Data excerpts:
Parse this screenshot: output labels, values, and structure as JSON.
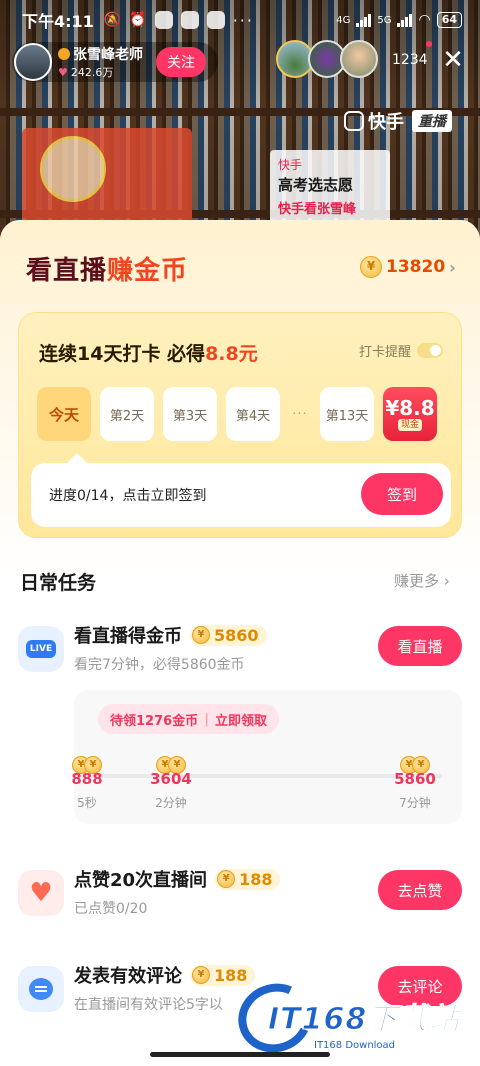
{
  "status_bar": {
    "time": "下午4:11",
    "net_1": "4G",
    "net_2": "5G",
    "battery": "64"
  },
  "live": {
    "host_name": "张雪峰老师",
    "host_likes": "242.6万",
    "follow_label": "关注",
    "viewer_count": "1234",
    "close_icon": "close-icon",
    "brand": "快手",
    "replay_label": "重播",
    "sign_line1": "快手",
    "sign_line2": "高考选志愿",
    "sign_line3": "快手看张雪峰"
  },
  "sheet": {
    "title_part1": "看直播",
    "title_part2": "赚金币",
    "coin_balance": "13820"
  },
  "checkin": {
    "title_prefix": "连续14天打卡 必得",
    "title_amount": "8.8元",
    "remind_label": "打卡提醒",
    "days": [
      "今天",
      "第2天",
      "第3天",
      "第4天",
      "···",
      "第13天"
    ],
    "prize_amount": "¥8.8",
    "prize_tag": "现金",
    "progress_text": "进度0/14，点击立即签到",
    "sign_label": "签到"
  },
  "daily": {
    "title": "日常任务",
    "earn_more": "赚更多",
    "tasks": [
      {
        "name": "看直播得金币",
        "reward": "5860",
        "desc": "看完7分钟，必得5860金币",
        "button": "看直播",
        "icon_label": "LIVE"
      },
      {
        "name": "点赞20次直播间",
        "reward": "188",
        "desc": "已点赞0/20",
        "button": "去点赞"
      },
      {
        "name": "发表有效评论",
        "reward": "188",
        "desc": "在直播间有效评论5字以",
        "button": "去评论"
      }
    ],
    "milestones": {
      "pending_label": "待领1276金币",
      "claim_label": "立即领取",
      "points": [
        {
          "value": "888",
          "label": "5秒"
        },
        {
          "value": "3604",
          "label": "2分钟"
        },
        {
          "value": "5860",
          "label": "7分钟"
        }
      ]
    }
  },
  "watermark": {
    "text": "IT168下载站",
    "sub": "IT168 Download"
  },
  "colors": {
    "accent": "#fe3666",
    "coin": "#f4b73a",
    "title_dark": "#5a0f1a",
    "title_red": "#f2451f"
  }
}
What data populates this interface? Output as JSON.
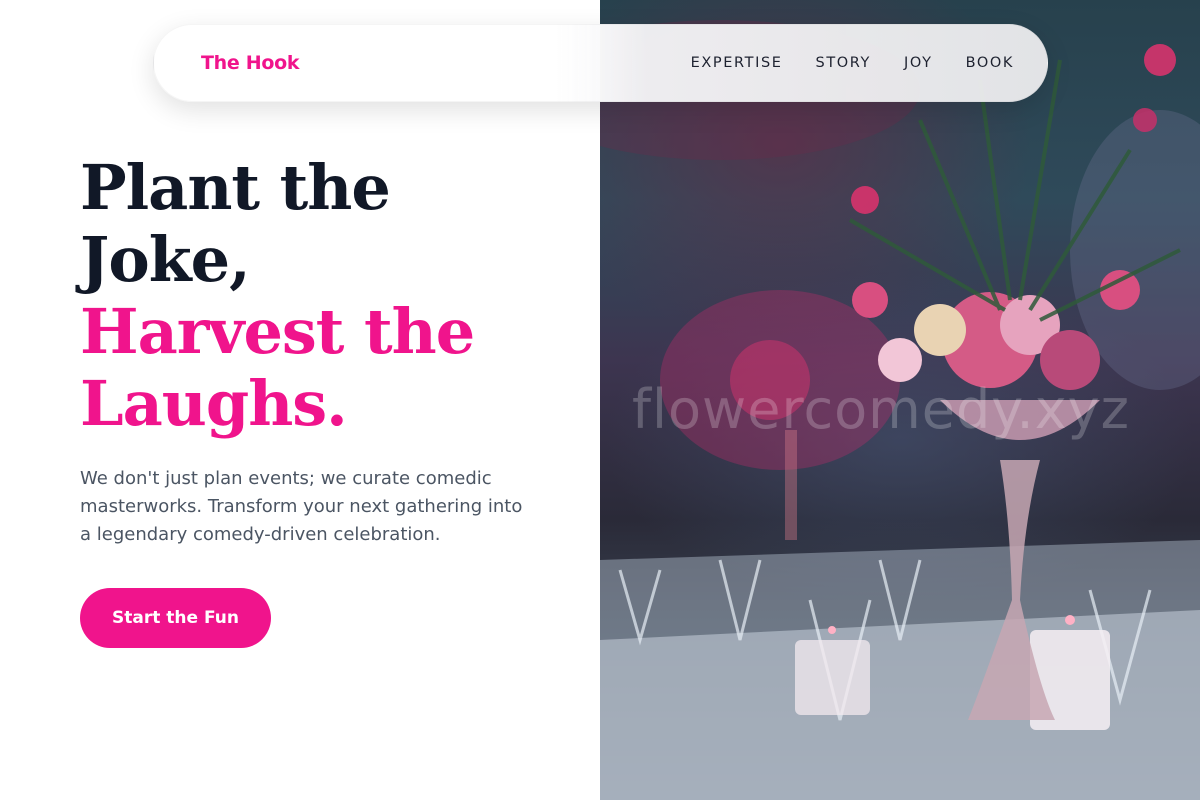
{
  "brand": {
    "name": "The Hook"
  },
  "nav": {
    "items": [
      {
        "label": "EXPERTISE"
      },
      {
        "label": "STORY"
      },
      {
        "label": "JOY"
      },
      {
        "label": "BOOK"
      }
    ]
  },
  "hero": {
    "title_line_1": "Plant the",
    "title_line_2": "Joke,",
    "title_line_3": "Harvest the",
    "title_line_4": "Laughs.",
    "description": "We don't just plan events; we curate comedic masterworks. Transform your next gathering into a legendary comedy-driven celebration.",
    "cta_label": "Start the Fun"
  },
  "photo": {
    "subject": "banquet table with flower centerpiece",
    "watermark": "flowercomedy.xyz"
  },
  "colors": {
    "accent": "#f0148c",
    "heading_dark": "#111827",
    "body_text": "#4b5563"
  }
}
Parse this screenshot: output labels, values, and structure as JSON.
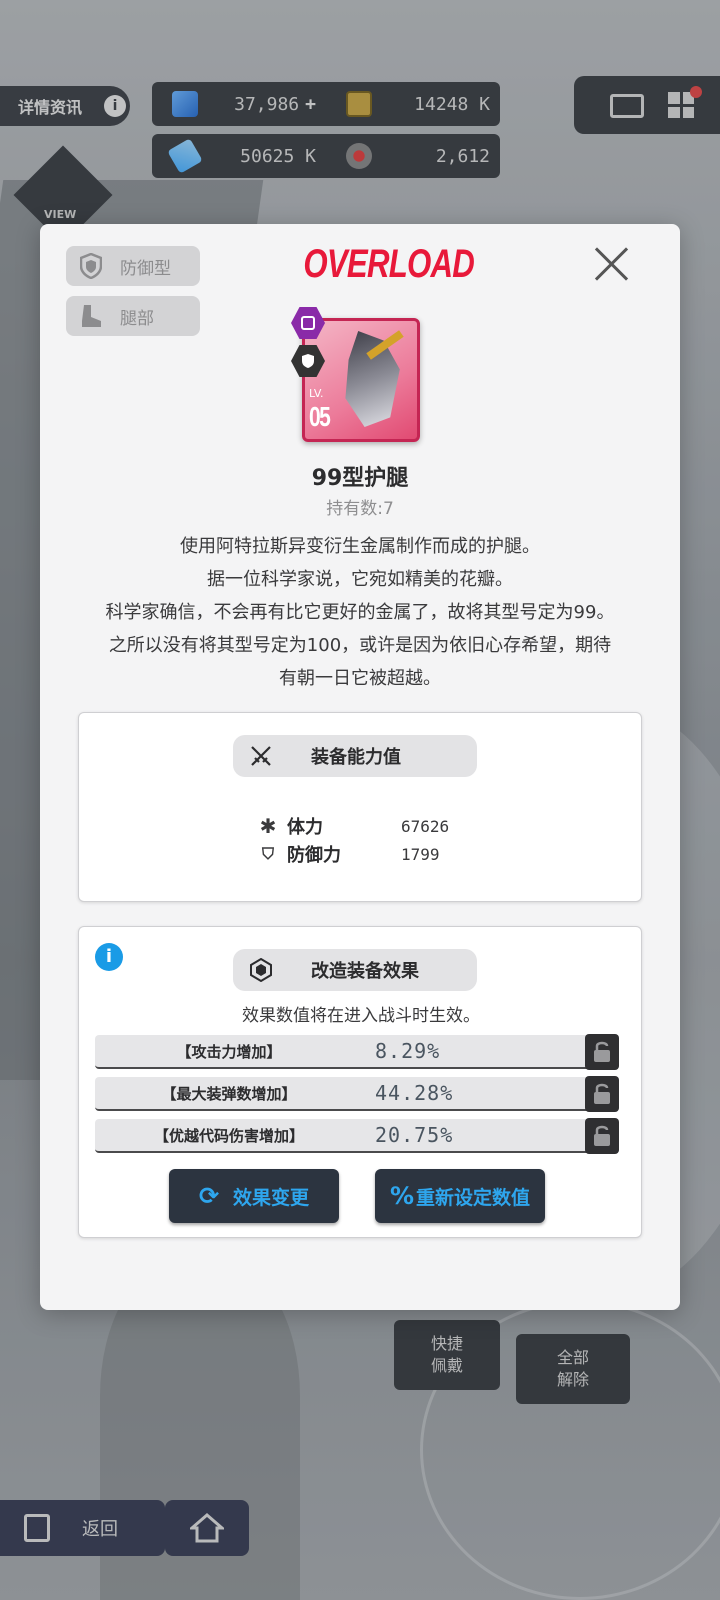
{
  "hud": {
    "info_label": "详情资讯",
    "info_icon": "i",
    "resources": [
      {
        "icon": "crystal-icon",
        "value": "37,986",
        "plus": "+"
      },
      {
        "icon": "credit-card-icon",
        "value": "14248 K"
      },
      {
        "icon": "battle-data-icon",
        "value": "50625 K"
      },
      {
        "icon": "core-dust-icon",
        "value": "2,612"
      }
    ],
    "view_label": "VIEW"
  },
  "modal": {
    "tags": [
      {
        "icon": "shield-icon",
        "label": "防御型"
      },
      {
        "icon": "boot-icon",
        "label": "腿部"
      }
    ],
    "brand": "OVERLOAD",
    "card": {
      "lv_label": "LV.",
      "level": "05"
    },
    "item_name": "99型护腿",
    "owned_count": "持有数:7",
    "description": [
      "使用阿特拉斯异变衍生金属制作而成的护腿。",
      "据一位科学家说，它宛如精美的花瓣。",
      "科学家确信，不会再有比它更好的金属了，故将其型号定为99。",
      "之所以没有将其型号定为100，或许是因为依旧心存希望，期待",
      "有朝一日它被超越。"
    ],
    "stats_panel": {
      "title": "装备能力值",
      "stats": [
        {
          "icon": "✱",
          "name": "体力",
          "value": "67626"
        },
        {
          "icon": "⛉",
          "name": "防御力",
          "value": "1799"
        }
      ]
    },
    "effects_panel": {
      "title": "改造装备效果",
      "hint": "效果数值将在进入战斗时生效。",
      "effects": [
        {
          "name": "【攻击力增加】",
          "value": "8.29%"
        },
        {
          "name": "【最大装弹数增加】",
          "value": "44.28%"
        },
        {
          "name": "【优越代码伤害增加】",
          "value": "20.75%"
        }
      ],
      "change_button": "效果变更",
      "reset_button": "重新设定数值"
    }
  },
  "background_ui": {
    "quick_equip": "快捷\n佩戴",
    "unequip_all": "全部\n解除",
    "back": "返回"
  },
  "colors": {
    "brand_red": "#e8193a",
    "accent_blue": "#2ea6ee",
    "info_blue": "#1a9be6",
    "card_purple": "#8a2aa8"
  }
}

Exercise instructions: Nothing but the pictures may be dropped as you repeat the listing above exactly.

Reply to the exercise:
Parse this screenshot: output labels, values, and structure as JSON.
{
  "status_bar": {
    "time": "下午4:11",
    "net_1": "4G",
    "net_2": "5G",
    "battery": "64"
  },
  "live": {
    "host_name": "张雪峰老师",
    "host_likes": "242.6万",
    "follow_label": "关注",
    "viewer_count": "1234",
    "close_icon": "close-icon",
    "brand": "快手",
    "replay_label": "重播",
    "sign_line1": "快手",
    "sign_line2": "高考选志愿",
    "sign_line3": "快手看张雪峰"
  },
  "sheet": {
    "title_part1": "看直播",
    "title_part2": "赚金币",
    "coin_balance": "13820"
  },
  "checkin": {
    "title_prefix": "连续14天打卡 必得",
    "title_amount": "8.8元",
    "remind_label": "打卡提醒",
    "days": [
      "今天",
      "第2天",
      "第3天",
      "第4天",
      "···",
      "第13天"
    ],
    "prize_amount": "¥8.8",
    "prize_tag": "现金",
    "progress_text": "进度0/14，点击立即签到",
    "sign_label": "签到"
  },
  "daily": {
    "title": "日常任务",
    "earn_more": "赚更多",
    "tasks": [
      {
        "name": "看直播得金币",
        "reward": "5860",
        "desc": "看完7分钟，必得5860金币",
        "button": "看直播",
        "icon_label": "LIVE"
      },
      {
        "name": "点赞20次直播间",
        "reward": "188",
        "desc": "已点赞0/20",
        "button": "去点赞"
      },
      {
        "name": "发表有效评论",
        "reward": "188",
        "desc": "在直播间有效评论5字以",
        "button": "去评论"
      }
    ],
    "milestones": {
      "pending_label": "待领1276金币",
      "claim_label": "立即领取",
      "points": [
        {
          "value": "888",
          "label": "5秒"
        },
        {
          "value": "3604",
          "label": "2分钟"
        },
        {
          "value": "5860",
          "label": "7分钟"
        }
      ]
    }
  },
  "watermark": {
    "text": "IT168下载站",
    "sub": "IT168 Download"
  },
  "colors": {
    "accent": "#fe3666",
    "coin": "#f4b73a",
    "title_dark": "#5a0f1a",
    "title_red": "#f2451f"
  }
}
What data populates this interface? Output as JSON.
{
  "brand": {
    "name": "The Hook"
  },
  "nav": {
    "items": [
      {
        "label": "EXPERTISE"
      },
      {
        "label": "STORY"
      },
      {
        "label": "JOY"
      },
      {
        "label": "BOOK"
      }
    ]
  },
  "hero": {
    "title_line_1": "Plant the",
    "title_line_2": "Joke,",
    "title_line_3": "Harvest the",
    "title_line_4": "Laughs.",
    "description": "We don't just plan events; we curate comedic masterworks. Transform your next gathering into a legendary comedy-driven celebration.",
    "cta_label": "Start the Fun"
  },
  "photo": {
    "subject": "banquet table with flower centerpiece",
    "watermark": "flowercomedy.xyz"
  },
  "colors": {
    "accent": "#f0148c",
    "heading_dark": "#111827",
    "body_text": "#4b5563"
  }
}
Parse this screenshot: output labels, values, and structure as JSON.
{
  "hud": {
    "info_label": "详情资讯",
    "info_icon": "i",
    "resources": [
      {
        "icon": "crystal-icon",
        "value": "37,986",
        "plus": "+"
      },
      {
        "icon": "credit-card-icon",
        "value": "14248 K"
      },
      {
        "icon": "battle-data-icon",
        "value": "50625 K"
      },
      {
        "icon": "core-dust-icon",
        "value": "2,612"
      }
    ],
    "view_label": "VIEW"
  },
  "modal": {
    "tags": [
      {
        "icon": "shield-icon",
        "label": "防御型"
      },
      {
        "icon": "boot-icon",
        "label": "腿部"
      }
    ],
    "brand": "OVERLOAD",
    "card": {
      "lv_label": "LV.",
      "level": "05"
    },
    "item_name": "99型护腿",
    "owned_count": "持有数:7",
    "description": [
      "使用阿特拉斯异变衍生金属制作而成的护腿。",
      "据一位科学家说，它宛如精美的花瓣。",
      "科学家确信，不会再有比它更好的金属了，故将其型号定为99。",
      "之所以没有将其型号定为100，或许是因为依旧心存希望，期待",
      "有朝一日它被超越。"
    ],
    "stats_panel": {
      "title": "装备能力值",
      "stats": [
        {
          "icon": "✱",
          "name": "体力",
          "value": "67626"
        },
        {
          "icon": "⛉",
          "name": "防御力",
          "value": "1799"
        }
      ]
    },
    "effects_panel": {
      "title": "改造装备效果",
      "hint": "效果数值将在进入战斗时生效。",
      "effects": [
        {
          "name": "【攻击力增加】",
          "value": "8.29%"
        },
        {
          "name": "【最大装弹数增加】",
          "value": "44.28%"
        },
        {
          "name": "【优越代码伤害增加】",
          "value": "20.75%"
        }
      ],
      "change_button": "效果变更",
      "reset_button": "重新设定数值"
    }
  },
  "background_ui": {
    "quick_equip": "快捷\n佩戴",
    "unequip_all": "全部\n解除",
    "back": "返回"
  },
  "colors": {
    "brand_red": "#e8193a",
    "accent_blue": "#2ea6ee",
    "info_blue": "#1a9be6",
    "card_purple": "#8a2aa8"
  }
}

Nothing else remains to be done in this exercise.